Component data from apps and pages
= Beginning of Section =
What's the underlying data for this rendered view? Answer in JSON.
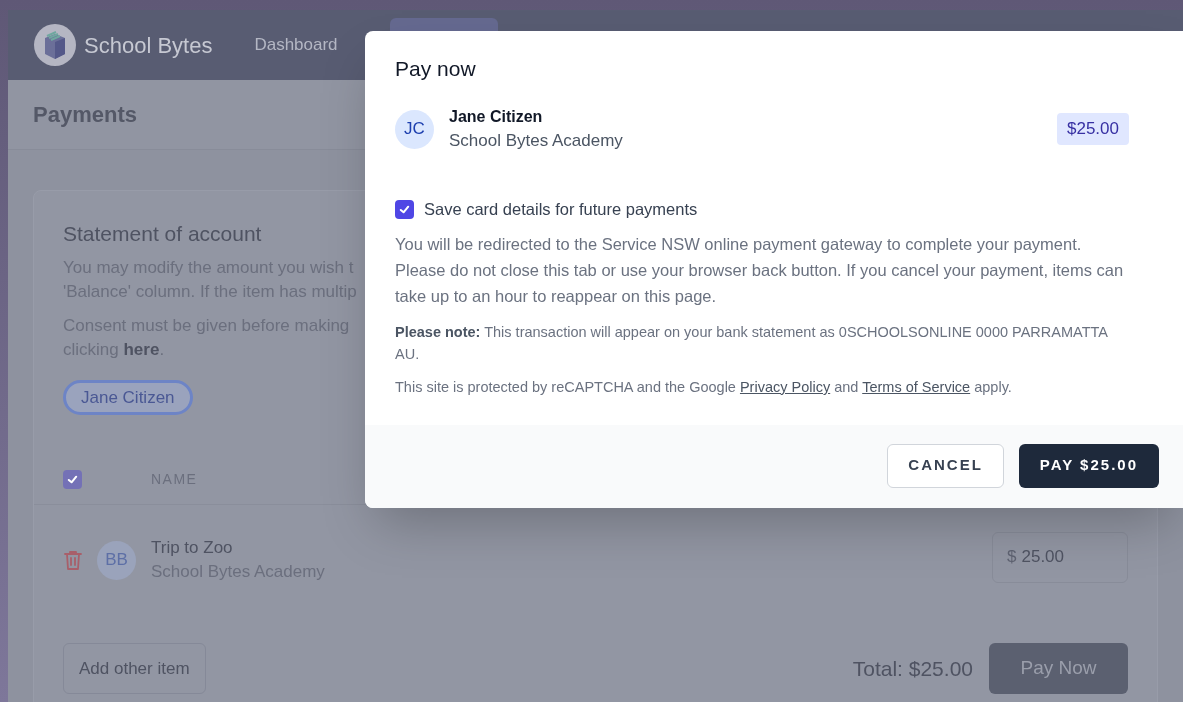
{
  "nav": {
    "brand": "School Bytes",
    "links": [
      {
        "label": "Dashboard",
        "selected": false
      }
    ]
  },
  "page": {
    "title": "Payments"
  },
  "statement": {
    "heading": "Statement of account",
    "intro_lines": [
      "You may modify the amount you wish t",
      "'Balance' column. If the item has multip"
    ],
    "consent_lines": [
      "Consent must be given before making",
      "clicking **here**."
    ],
    "students": [
      {
        "label": "Jane Citizen",
        "selected": true
      }
    ],
    "table": {
      "select_all_checked": true,
      "columns": [
        "NAME"
      ],
      "rows": [
        {
          "initials": "BB",
          "title": "Trip to Zoo",
          "subtitle": "School Bytes Academy",
          "currency": "$",
          "amount": "25.00"
        }
      ]
    },
    "add_button": "Add other item",
    "total": "Total: $25.00",
    "pay_button": {
      "label": "Pay Now",
      "disabled": true
    }
  },
  "modal": {
    "title": "Pay now",
    "payer": {
      "initials": "JC",
      "name": "Jane Citizen",
      "organisation": "School Bytes Academy",
      "amount": "$25.00"
    },
    "save_card": {
      "label": "Save card details for future payments",
      "checked": true
    },
    "redirect_text": "You will be redirected to the Service NSW online payment gateway to complete your payment. Please do not close this tab or use your browser back button. If you cancel your payment, items can take up to an hour to reappear on this page.",
    "note_text": "**Please note:** This transaction will appear on your bank statement as 0SCHOOLSONLINE 0000 PARRAMATTA AU.",
    "recaptcha": {
      "before": "This site is protected by reCAPTCHA and the Google",
      "link1": "Privacy Policy",
      "middle": "and",
      "link2": "Terms of Service",
      "after": "apply."
    },
    "buttons": [
      {
        "kind": "secondary",
        "label": "CANCEL"
      },
      {
        "kind": "primary",
        "label": "PAY $25.00"
      }
    ]
  }
}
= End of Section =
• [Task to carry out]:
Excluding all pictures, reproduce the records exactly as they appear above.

• [Response to this task]:
What's the underlying data for this rendered view? Answer in JSON.
{
  "nav": {
    "brand": "School Bytes",
    "links": [
      {
        "label": "Dashboard",
        "selected": false
      }
    ]
  },
  "page": {
    "title": "Payments"
  },
  "statement": {
    "heading": "Statement of account",
    "intro_lines": [
      "You may modify the amount you wish t",
      "'Balance' column. If the item has multip"
    ],
    "consent_lines": [
      "Consent must be given before making",
      "clicking **here**."
    ],
    "students": [
      {
        "label": "Jane Citizen",
        "selected": true
      }
    ],
    "table": {
      "select_all_checked": true,
      "columns": [
        "NAME"
      ],
      "rows": [
        {
          "initials": "BB",
          "title": "Trip to Zoo",
          "subtitle": "School Bytes Academy",
          "currency": "$",
          "amount": "25.00"
        }
      ]
    },
    "add_button": "Add other item",
    "total": "Total: $25.00",
    "pay_button": {
      "label": "Pay Now",
      "disabled": true
    }
  },
  "modal": {
    "title": "Pay now",
    "payer": {
      "initials": "JC",
      "name": "Jane Citizen",
      "organisation": "School Bytes Academy",
      "amount": "$25.00"
    },
    "save_card": {
      "label": "Save card details for future payments",
      "checked": true
    },
    "redirect_text": "You will be redirected to the Service NSW online payment gateway to complete your payment. Please do not close this tab or use your browser back button. If you cancel your payment, items can take up to an hour to reappear on this page.",
    "note_text": "**Please note:** This transaction will appear on your bank statement as 0SCHOOLSONLINE 0000 PARRAMATTA AU.",
    "recaptcha": {
      "before": "This site is protected by reCAPTCHA and the Google",
      "link1": "Privacy Policy",
      "middle": "and",
      "link2": "Terms of Service",
      "after": "apply."
    },
    "buttons": [
      {
        "kind": "secondary",
        "label": "CANCEL"
      },
      {
        "kind": "primary",
        "label": "PAY $25.00"
      }
    ]
  }
}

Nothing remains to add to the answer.